:: GIVEN INFORMATION ::

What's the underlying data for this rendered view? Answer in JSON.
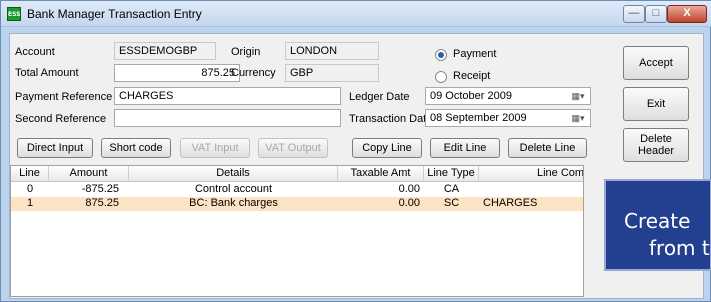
{
  "window": {
    "title": "Bank Manager Transaction Entry",
    "icon_text": "ESS",
    "controls": {
      "minimize": "—",
      "maximize": "□",
      "close": "X"
    }
  },
  "header": {
    "account_label": "Account",
    "account_value": "ESSDEMOGBP",
    "origin_label": "Origin",
    "origin_value": "LONDON",
    "total_amount_label": "Total Amount",
    "total_amount_value": "875.25",
    "currency_label": "Currency",
    "currency_value": "GBP",
    "payment_ref_label": "Payment Reference",
    "payment_ref_value": "CHARGES",
    "second_ref_label": "Second Reference",
    "second_ref_value": "",
    "ledger_date_label": "Ledger Date",
    "ledger_date_value": "09  October  2009",
    "transaction_date_label": "Transaction Date",
    "transaction_date_value": "08 September 2009",
    "type_payment_label": "Payment",
    "type_receipt_label": "Receipt",
    "selected_type": "Payment"
  },
  "toolbar": {
    "direct_input": "Direct Input",
    "short_code": "Short code",
    "vat_input": "VAT Input",
    "vat_output": "VAT Output",
    "copy_line": "Copy Line",
    "edit_line": "Edit Line",
    "delete_line": "Delete Line"
  },
  "side_buttons": {
    "accept": "Accept",
    "exit": "Exit",
    "delete_header": "Delete Header"
  },
  "grid": {
    "columns": [
      "Line",
      "Amount",
      "Details",
      "Taxable Amt",
      "Line Type",
      "Line Comm"
    ],
    "rows": [
      {
        "line": "0",
        "amount": "-875.25",
        "details": "Control account",
        "taxable": "0.00",
        "type": "CA",
        "comment": ""
      },
      {
        "line": "1",
        "amount": "875.25",
        "details": "BC: Bank charges",
        "taxable": "0.00",
        "type": "SC",
        "comment": "CHARGES"
      }
    ]
  },
  "callout": {
    "line1": "Create",
    "line2": "from t"
  }
}
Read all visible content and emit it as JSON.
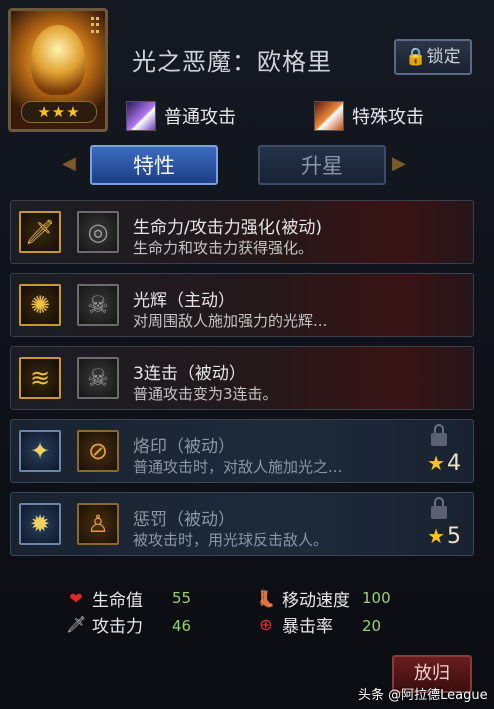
{
  "hero": {
    "name": "光之恶魔：欧格里",
    "stars": "★★★",
    "lock_label": "锁定"
  },
  "attacks": {
    "normal": "普通攻击",
    "special": "特殊攻击"
  },
  "tabs": [
    {
      "label": "特性",
      "active": true
    },
    {
      "label": "升星",
      "active": false
    }
  ],
  "skills": [
    {
      "name": "生命力/攻击力强化(被动)",
      "desc": "生命力和攻击力获得强化。",
      "icon": "sword-icon",
      "type_icon": "target-icon",
      "locked": false
    },
    {
      "name": "光辉（主动）",
      "desc": "对周围敌人施加强力的光辉...",
      "icon": "sun-icon",
      "type_icon": "skull-icon",
      "locked": false
    },
    {
      "name": "3连击（被动）",
      "desc": "普通攻击变为3连击。",
      "icon": "slash-icon",
      "type_icon": "skull-icon",
      "locked": false
    },
    {
      "name": "烙印（被动）",
      "desc": "普通攻击时，对敌人施加光之...",
      "icon": "brand-icon",
      "type_icon": "no-attack-icon",
      "locked": true,
      "req_star": "4"
    },
    {
      "name": "惩罚（被动）",
      "desc": "被攻击时，用光球反击敌人。",
      "icon": "orb-icon",
      "type_icon": "body-icon",
      "locked": true,
      "req_star": "5"
    }
  ],
  "stats": {
    "hp_label": "生命值",
    "hp_value": "55",
    "atk_label": "攻击力",
    "atk_value": "46",
    "speed_label": "移动速度",
    "speed_value": "100",
    "crit_label": "暴击率",
    "crit_value": "20"
  },
  "return_label": "放归",
  "watermark": "头条 @阿拉德League"
}
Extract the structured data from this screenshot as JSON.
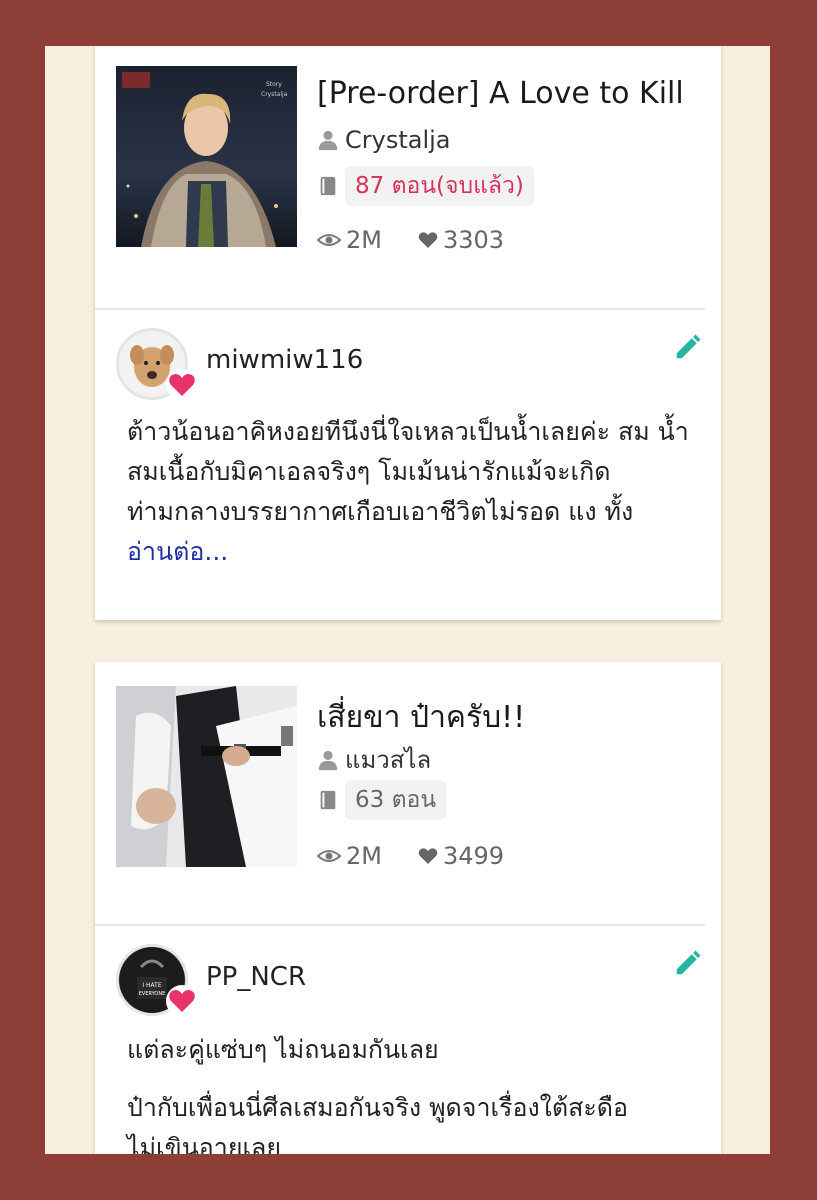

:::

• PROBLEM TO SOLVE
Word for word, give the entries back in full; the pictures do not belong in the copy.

• TASK RESPONSE
What's the underlying data for this rendered view? Answer in JSON.
{
  "window": {
    "title": "Bank Manager Transaction Entry",
    "icon_text": "ESS",
    "controls": {
      "minimize": "—",
      "maximize": "□",
      "close": "X"
    }
  },
  "header": {
    "account_label": "Account",
    "account_value": "ESSDEMOGBP",
    "origin_label": "Origin",
    "origin_value": "LONDON",
    "total_amount_label": "Total Amount",
    "total_amount_value": "875.25",
    "currency_label": "Currency",
    "currency_value": "GBP",
    "payment_ref_label": "Payment Reference",
    "payment_ref_value": "CHARGES",
    "second_ref_label": "Second Reference",
    "second_ref_value": "",
    "ledger_date_label": "Ledger Date",
    "ledger_date_value": "09  October  2009",
    "transaction_date_label": "Transaction Date",
    "transaction_date_value": "08 September 2009",
    "type_payment_label": "Payment",
    "type_receipt_label": "Receipt",
    "selected_type": "Payment"
  },
  "toolbar": {
    "direct_input": "Direct Input",
    "short_code": "Short code",
    "vat_input": "VAT Input",
    "vat_output": "VAT Output",
    "copy_line": "Copy Line",
    "edit_line": "Edit Line",
    "delete_line": "Delete Line"
  },
  "side_buttons": {
    "accept": "Accept",
    "exit": "Exit",
    "delete_header": "Delete Header"
  },
  "grid": {
    "columns": [
      "Line",
      "Amount",
      "Details",
      "Taxable Amt",
      "Line Type",
      "Line Comm"
    ],
    "rows": [
      {
        "line": "0",
        "amount": "-875.25",
        "details": "Control account",
        "taxable": "0.00",
        "type": "CA",
        "comment": ""
      },
      {
        "line": "1",
        "amount": "875.25",
        "details": "BC: Bank charges",
        "taxable": "0.00",
        "type": "SC",
        "comment": "CHARGES"
      }
    ]
  },
  "callout": {
    "line1": "Create",
    "line2": "from t"
  }
}
Read all visible content and emit it as JSON.
{
  "hero": {
    "name": "光之恶魔：欧格里",
    "stars": "★★★",
    "lock_label": "锁定"
  },
  "attacks": {
    "normal": "普通攻击",
    "special": "特殊攻击"
  },
  "tabs": [
    {
      "label": "特性",
      "active": true
    },
    {
      "label": "升星",
      "active": false
    }
  ],
  "skills": [
    {
      "name": "生命力/攻击力强化(被动)",
      "desc": "生命力和攻击力获得强化。",
      "icon": "sword-icon",
      "type_icon": "target-icon",
      "locked": false
    },
    {
      "name": "光辉（主动）",
      "desc": "对周围敌人施加强力的光辉...",
      "icon": "sun-icon",
      "type_icon": "skull-icon",
      "locked": false
    },
    {
      "name": "3连击（被动）",
      "desc": "普通攻击变为3连击。",
      "icon": "slash-icon",
      "type_icon": "skull-icon",
      "locked": false
    },
    {
      "name": "烙印（被动）",
      "desc": "普通攻击时，对敌人施加光之...",
      "icon": "brand-icon",
      "type_icon": "no-attack-icon",
      "locked": true,
      "req_star": "4"
    },
    {
      "name": "惩罚（被动）",
      "desc": "被攻击时，用光球反击敌人。",
      "icon": "orb-icon",
      "type_icon": "body-icon",
      "locked": true,
      "req_star": "5"
    }
  ],
  "stats": {
    "hp_label": "生命值",
    "hp_value": "55",
    "atk_label": "攻击力",
    "atk_value": "46",
    "speed_label": "移动速度",
    "speed_value": "100",
    "crit_label": "暴击率",
    "crit_value": "20"
  },
  "return_label": "放归",
  "watermark": "头条 @阿拉德League"
}
Extract the structured data from this screenshot as JSON.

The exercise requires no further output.